Type of Resources
In 2016, The United Nations International Labor Organization published a study estimating that 3.8 million adults and 1 million children were victims of forced sexual exploitation worldwide, 99% of them were women and children. A 2014 study from the same organization estimated the profits from sex trafficking and forced sexual exploitation to be 99 billion dollars annually. In 2018, the founder of NXIVM and others within the organization were arrested and then later improsoned for running a sex trafficking cult that masqueraded as an organization for motivational leadership training. Colin Bately and three females associated with him were arrested in Kidwelly, Wales in 2010 for raping children and had been doing so for decades. They coerced vulnerable children into the cult through occult practices and brainwashing techniques. TIm Ballard of OURescue.org, an organization that in conjunction with government agencies infiltrates child sex trafficking rings to arrest perpetrators and rescue the children, has repeatedly informed the public that these organizations are also involved in harvesting the organs of these children for profit in the black market, (Ballard, T., 2021). Although these high profile organizations have shed light on the darker elements within our society and there have been some known, high profile cases involving ritual abuse, much of the research on the needs and treatment for survivors of ritual abuse has taken a backseat to controversy.

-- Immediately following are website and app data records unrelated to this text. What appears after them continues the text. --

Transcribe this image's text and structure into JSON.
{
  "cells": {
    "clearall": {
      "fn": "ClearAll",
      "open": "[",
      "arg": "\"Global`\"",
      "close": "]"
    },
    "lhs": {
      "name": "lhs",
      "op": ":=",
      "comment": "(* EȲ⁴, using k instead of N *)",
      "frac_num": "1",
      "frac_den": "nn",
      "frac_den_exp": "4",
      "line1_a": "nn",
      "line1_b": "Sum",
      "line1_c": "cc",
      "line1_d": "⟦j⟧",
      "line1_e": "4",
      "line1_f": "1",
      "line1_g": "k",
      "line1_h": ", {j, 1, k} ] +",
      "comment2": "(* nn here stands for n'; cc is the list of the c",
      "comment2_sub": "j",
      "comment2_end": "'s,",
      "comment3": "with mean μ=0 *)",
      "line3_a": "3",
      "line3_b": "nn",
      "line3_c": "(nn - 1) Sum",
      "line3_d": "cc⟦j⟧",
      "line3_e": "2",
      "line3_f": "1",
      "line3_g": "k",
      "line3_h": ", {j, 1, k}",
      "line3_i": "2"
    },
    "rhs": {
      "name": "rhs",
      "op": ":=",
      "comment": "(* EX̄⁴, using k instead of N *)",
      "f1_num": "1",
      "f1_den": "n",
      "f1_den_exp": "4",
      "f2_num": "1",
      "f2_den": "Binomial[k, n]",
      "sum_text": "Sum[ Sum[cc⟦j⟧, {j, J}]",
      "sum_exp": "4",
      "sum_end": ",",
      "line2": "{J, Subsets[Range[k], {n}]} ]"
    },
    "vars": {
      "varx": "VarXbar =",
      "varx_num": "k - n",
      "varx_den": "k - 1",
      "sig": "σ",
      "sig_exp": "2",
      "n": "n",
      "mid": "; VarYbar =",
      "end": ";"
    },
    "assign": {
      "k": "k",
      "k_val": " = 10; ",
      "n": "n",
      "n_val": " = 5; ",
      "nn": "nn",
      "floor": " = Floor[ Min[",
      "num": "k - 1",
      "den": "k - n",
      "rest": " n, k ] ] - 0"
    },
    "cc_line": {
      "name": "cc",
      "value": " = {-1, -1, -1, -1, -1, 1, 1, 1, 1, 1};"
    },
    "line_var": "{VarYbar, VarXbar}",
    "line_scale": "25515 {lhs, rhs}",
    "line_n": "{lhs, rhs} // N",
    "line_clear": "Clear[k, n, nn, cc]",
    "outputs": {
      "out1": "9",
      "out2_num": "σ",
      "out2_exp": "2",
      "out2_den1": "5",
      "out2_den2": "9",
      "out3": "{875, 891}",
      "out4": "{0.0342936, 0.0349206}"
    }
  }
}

This paper attempts to explore how the controversies of the 1980s and 1990s surrounding ritual abuse impacts treatments for survivors today.